“We are making good progress and are doing a good job,” Hagerman said in an interview this week. “People ask ‘How come you haven’t solved the cyber crime problem?’ and it’s a little like saying ‘You human beings have been around for hundreds of thousands of years, how come you haven’t solved the crime problem?'”
Other factors contributed to the disaster at the hospitals and his company only claimed to protect 60 percent of NHS affiliates, Hagerman pointed out.
“They have their own budgets. They have their own approach to IT generally and IT security,” Hagerman said of individual hospitals, which pick their own operating systems, patching cycles and network setups.
Sophos did not update its basic antivirus software to block WannaCry until hours after it hit customers, Hagerman acknowledged.

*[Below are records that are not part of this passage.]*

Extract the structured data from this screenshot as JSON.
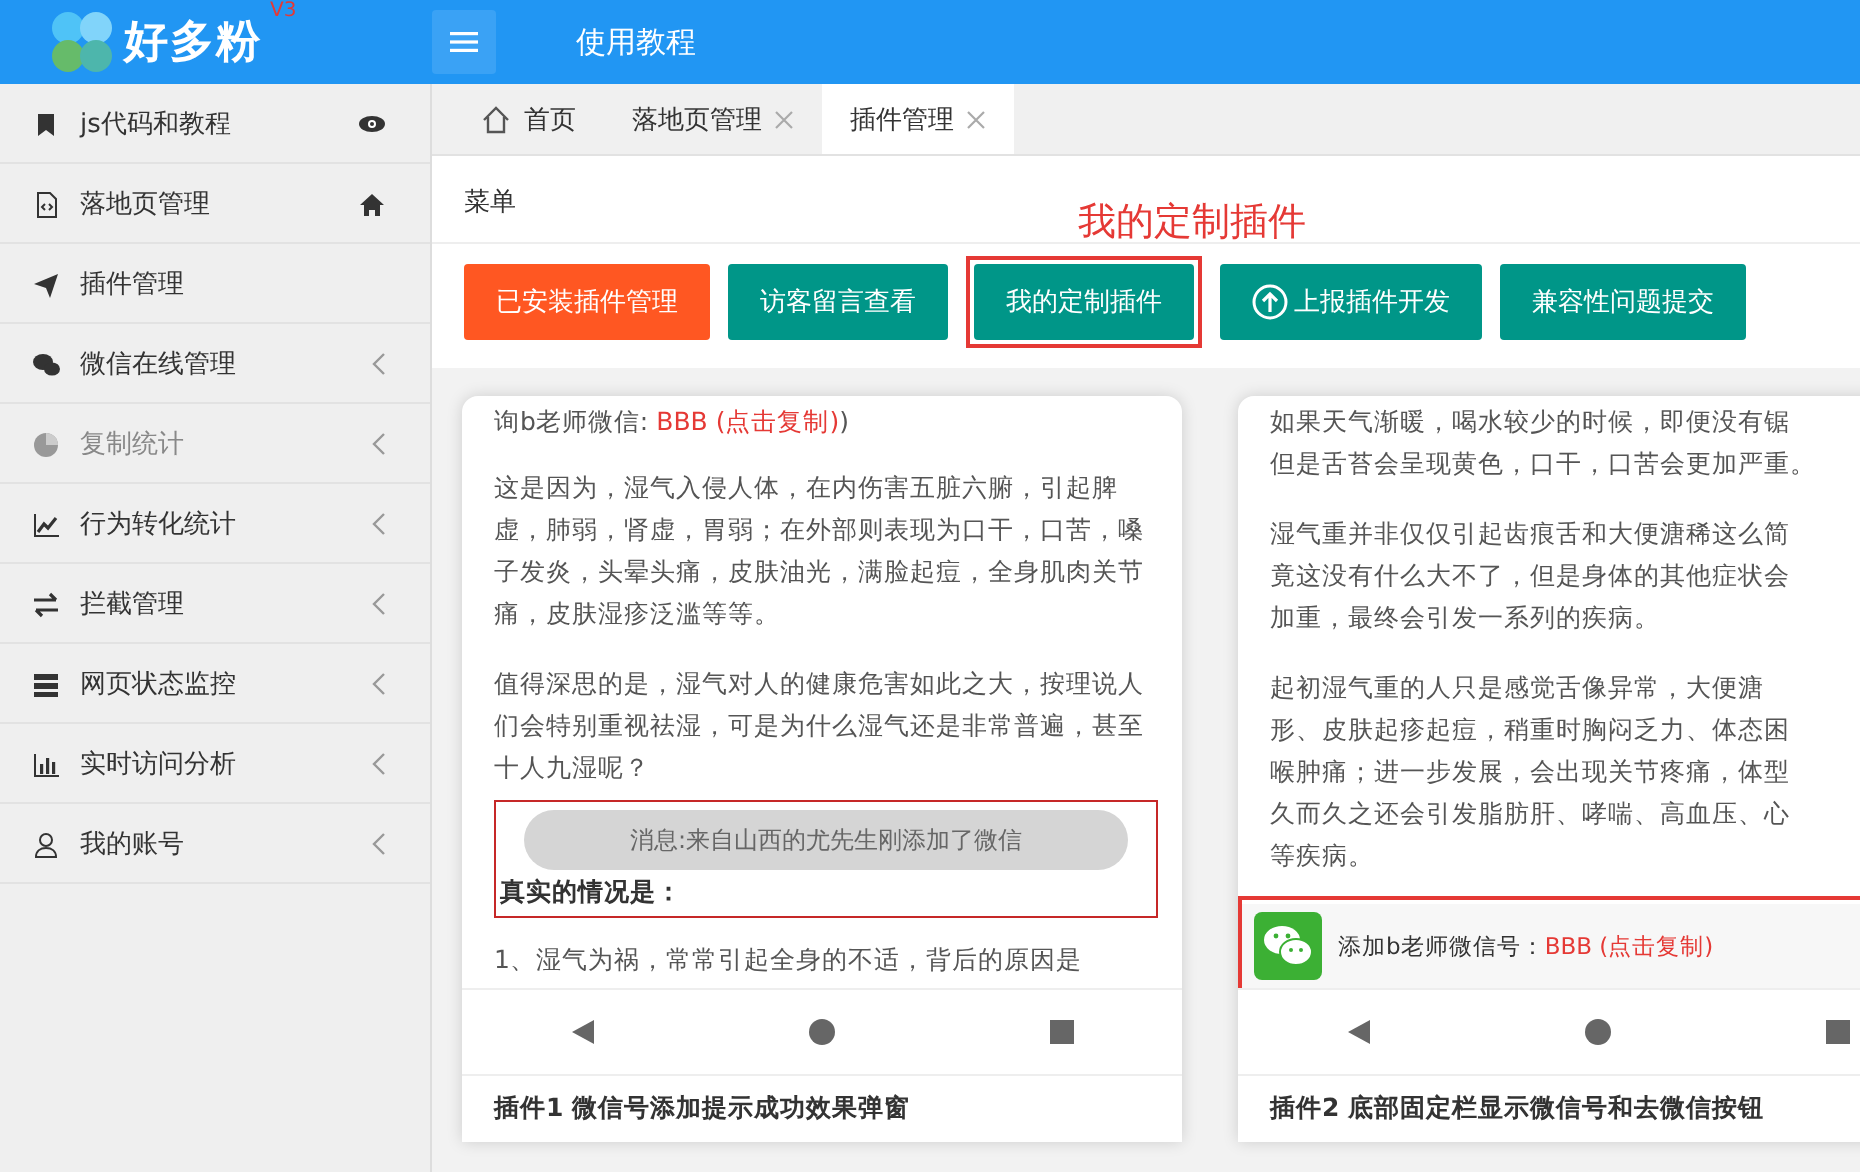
{
  "header": {
    "logo": {
      "text": "好多粉",
      "badge": "V3"
    },
    "title": "使用教程"
  },
  "sidebar": {
    "items": [
      {
        "label": "js代码和教程",
        "expandable": false,
        "disabled": false
      },
      {
        "label": "落地页管理",
        "expandable": false,
        "disabled": false
      },
      {
        "label": "插件管理",
        "expandable": false,
        "disabled": false
      },
      {
        "label": "微信在线管理",
        "expandable": true,
        "disabled": false
      },
      {
        "label": "复制统计",
        "expandable": true,
        "disabled": true
      },
      {
        "label": "行为转化统计",
        "expandable": true,
        "disabled": false
      },
      {
        "label": "拦截管理",
        "expandable": true,
        "disabled": false
      },
      {
        "label": "网页状态监控",
        "expandable": true,
        "disabled": false
      },
      {
        "label": "实时访问分析",
        "expandable": true,
        "disabled": false
      },
      {
        "label": "我的账号",
        "expandable": true,
        "disabled": false
      }
    ]
  },
  "tabs": [
    {
      "label": "首页",
      "selected": false,
      "closable": false
    },
    {
      "label": "落地页管理",
      "selected": false,
      "closable": true
    },
    {
      "label": "插件管理",
      "selected": true,
      "closable": true
    }
  ],
  "menu_label": "菜单",
  "annotation": "我的定制插件",
  "buttons": [
    {
      "label": "已安装插件管理",
      "selected": true,
      "highlighted": false
    },
    {
      "label": "访客留言查看",
      "selected": false,
      "highlighted": false
    },
    {
      "label": "我的定制插件",
      "selected": false,
      "highlighted": true
    },
    {
      "label": "上报插件开发",
      "selected": false,
      "highlighted": false
    },
    {
      "label": "兼容性问题提交",
      "selected": false,
      "highlighted": false
    }
  ],
  "cards": [
    {
      "blocks": [
        {
          "kind": "contact",
          "segments": [
            {
              "text": "询b老师微信: ",
              "accent": false
            },
            {
              "text": "BBB (点击复制)",
              "accent": true
            },
            {
              "text": ")",
              "accent": false
            }
          ]
        },
        {
          "kind": "paragraph",
          "text": "这是因为，湿气入侵人体，在内伤害五脏六腑，引起脾虚，肺弱，肾虚，胃弱；在外部则表现为口干，口苦，嗓子发炎，头晕头痛，皮肤油光，满脸起痘，全身肌肉关节痛，皮肤湿疹泛滥等等。"
        },
        {
          "kind": "paragraph",
          "text": "值得深思的是，湿气对人的健康危害如此之大，按理说人们会特别重视祛湿，可是为什么湿气还是非常普遍，甚至十人九湿呢？"
        },
        {
          "kind": "toast",
          "text": "消息:来自山西的尤先生刚添加了微信",
          "heading": "真实的情况是："
        },
        {
          "kind": "paragraph",
          "text": "1、湿气为祸，常常引起全身的不适，背后的原因是"
        }
      ],
      "caption": "插件1 微信号添加提示成功效果弹窗"
    },
    {
      "blocks": [
        {
          "kind": "lines",
          "lines": [
            "如果天气渐暖，喝水较少的时候，即便没有锯",
            "但是舌苔会呈现黄色，口干，口苦会更加严重。"
          ]
        },
        {
          "kind": "lines",
          "lines": [
            "湿气重并非仅仅引起齿痕舌和大便溏稀这么简",
            "竟这没有什么大不了，但是身体的其他症状会",
            "加重，最终会引发一系列的疾病。"
          ]
        },
        {
          "kind": "lines",
          "lines": [
            "起初湿气重的人只是感觉舌像异常，大便溏",
            "形、皮肤起疹起痘，稍重时胸闷乏力、体态困",
            "喉肿痛；进一步发展，会出现关节疼痛，体型",
            "久而久之还会引发脂肪肝、哮喘、高血压、心",
            "等疾病。"
          ]
        },
        {
          "kind": "bar",
          "label": "添加b老师微信号：",
          "accent": "BBB (点击复制)"
        }
      ],
      "caption": "插件2 底部固定栏显示微信号和去微信按钮"
    }
  ]
}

A case study in how legacy industries need to up their cyber security game was represented by hospitals, where the stakes are especially high, security experts say.
“We’ve tolerated a pretty poor level of effectiveness, because so far the consequences of failure have been acceptable,” said Josh Corman, a cyber security industry veteran now working on related issues at the Atlantic Council and a member of a healthcare security task force established by the U.S. Congress.

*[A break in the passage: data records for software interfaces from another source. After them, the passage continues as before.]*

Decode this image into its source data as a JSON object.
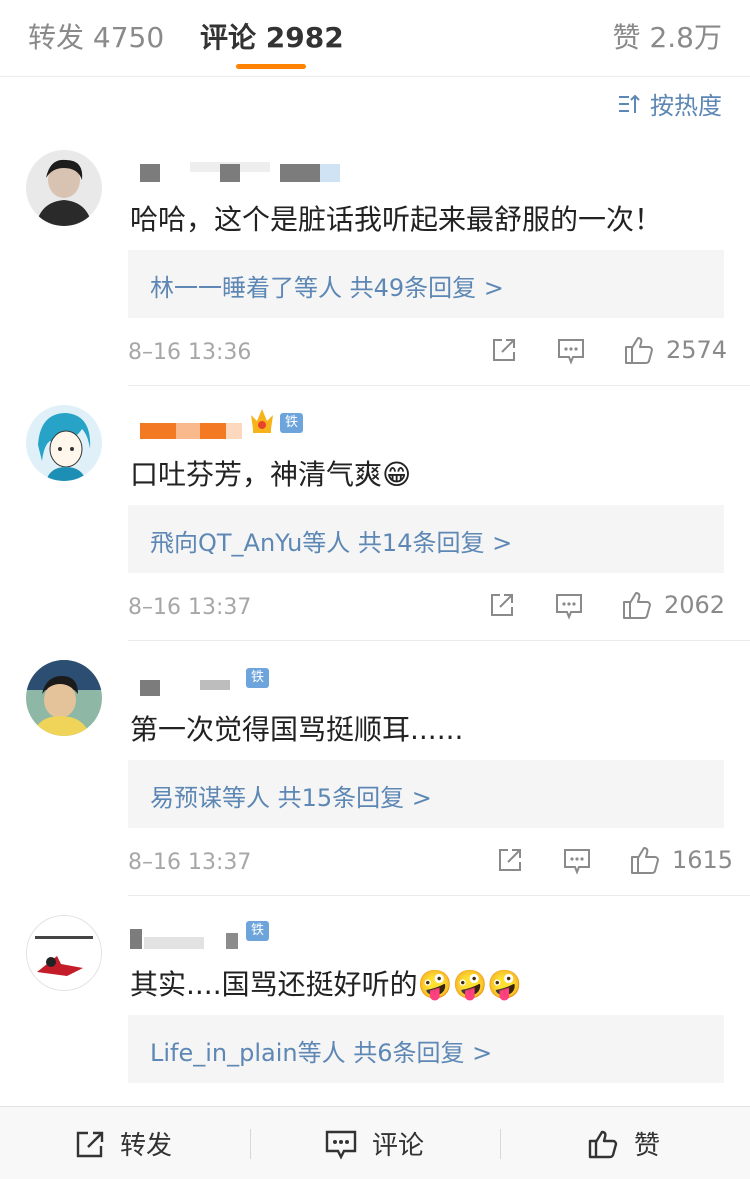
{
  "tabs": {
    "reposts": {
      "label": "转发",
      "count": "4750"
    },
    "comments": {
      "label": "评论",
      "count": "2982"
    },
    "likes": {
      "label": "赞",
      "count": "2.8万"
    }
  },
  "sort": {
    "label": "按热度"
  },
  "comments": [
    {
      "text": "哈哈，这个是脏话我听起来最舒服的一次！",
      "reply_summary": "林一一睡着了等人  共49条回复 >",
      "time": "8–16 13:36",
      "likes": "2574"
    },
    {
      "badge": "铁粉",
      "text": "口吐芬芳，神清气爽😁",
      "reply_summary": "飛向QT_AnYu等人  共14条回复 >",
      "time": "8–16 13:37",
      "likes": "2062"
    },
    {
      "badge": "铁粉",
      "text": "第一次觉得国骂挺顺耳......",
      "reply_summary": "易预谋等人  共15条回复 >",
      "time": "8–16 13:37",
      "likes": "1615"
    },
    {
      "badge": "铁粉",
      "text": "其实....国骂还挺好听的🤪🤪🤪",
      "reply_summary": "Life_in_plain等人  共6条回复 >"
    }
  ],
  "bottom_bar": {
    "repost": "转发",
    "comment": "评论",
    "like": "赞"
  },
  "colors": {
    "accent": "#ff8200",
    "link": "#5d87b4",
    "badge": "#6ea4dc"
  }
}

“We are going to see failure measured in loss of life and a hit to GDP, and people will be very surprised.”
Perhaps 85 percent of U.S. medical institutions have no staff qualified for basic cyber security tasks such as patching software, monitoring threat advisories and separating networks from one another, Corman said, and some long-lived medical devices have more than a thousand vulnerabilities.
Partly an inevitable consequence of the growing complexity of digital technology is increasingly serious cyber security problems.
Ultimately, instead of another nurse or two, hospitals need to hire solid cyber security people, Corman said.
“What’s needed is punishment of the negligent,” said Ross Anderson, a University of Cambridge pioneer in studying the economics of information security, referring to the hospitals that did not stop WannaCry.
“This is not about technology. This is about people fouling up in ways people would get a pink slip for” in less-insulated environments, he said, meaning they would lose their jobs.
(Adapted from Reuters)